**RECORDS SUPPLIED**:
◆ ◆ ◆ ◆ ◆
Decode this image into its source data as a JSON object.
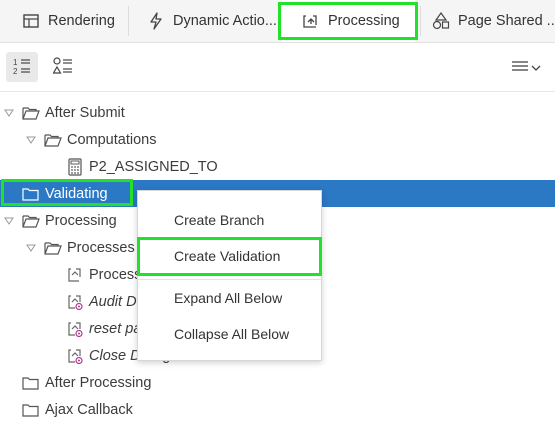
{
  "tabs": [
    {
      "label": "Rendering",
      "icon": "table-icon"
    },
    {
      "label": "Dynamic Actio...",
      "icon": "lightning-icon"
    },
    {
      "label": "Processing",
      "icon": "processing-icon"
    },
    {
      "label": "Page Shared ...",
      "icon": "shapes-icon"
    }
  ],
  "tree": {
    "items": [
      {
        "label": "After Submit"
      },
      {
        "label": "Computations"
      },
      {
        "label": "P2_ASSIGNED_TO"
      },
      {
        "label": "Validating"
      },
      {
        "label": "Processing"
      },
      {
        "label": "Processes"
      },
      {
        "label": "Process"
      },
      {
        "label": "Audit De"
      },
      {
        "label": "reset pa"
      },
      {
        "label": "Close Dialog"
      },
      {
        "label": "After Processing"
      },
      {
        "label": "Ajax Callback"
      }
    ]
  },
  "context_menu": {
    "items": [
      {
        "label": "Create Branch"
      },
      {
        "label": "Create Validation"
      },
      {
        "label": "Expand All Below"
      },
      {
        "label": "Collapse All Below"
      }
    ]
  },
  "colors": {
    "selection": "#2b78c5",
    "highlight": "#22e12a"
  }
}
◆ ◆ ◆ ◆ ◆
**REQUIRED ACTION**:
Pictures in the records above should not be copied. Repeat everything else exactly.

**YOUR SOLUTION**:
Decode this image into its source data as a JSON object.
{
  "tabs": [
    {
      "label": "Rendering",
      "icon": "table-icon"
    },
    {
      "label": "Dynamic Actio...",
      "icon": "lightning-icon"
    },
    {
      "label": "Processing",
      "icon": "processing-icon"
    },
    {
      "label": "Page Shared ...",
      "icon": "shapes-icon"
    }
  ],
  "tree": {
    "items": [
      {
        "label": "After Submit"
      },
      {
        "label": "Computations"
      },
      {
        "label": "P2_ASSIGNED_TO"
      },
      {
        "label": "Validating"
      },
      {
        "label": "Processing"
      },
      {
        "label": "Processes"
      },
      {
        "label": "Process"
      },
      {
        "label": "Audit De"
      },
      {
        "label": "reset pa"
      },
      {
        "label": "Close Dialog"
      },
      {
        "label": "After Processing"
      },
      {
        "label": "Ajax Callback"
      }
    ]
  },
  "context_menu": {
    "items": [
      {
        "label": "Create Branch"
      },
      {
        "label": "Create Validation"
      },
      {
        "label": "Expand All Below"
      },
      {
        "label": "Collapse All Below"
      }
    ]
  },
  "colors": {
    "selection": "#2b78c5",
    "highlight": "#22e12a"
  }
}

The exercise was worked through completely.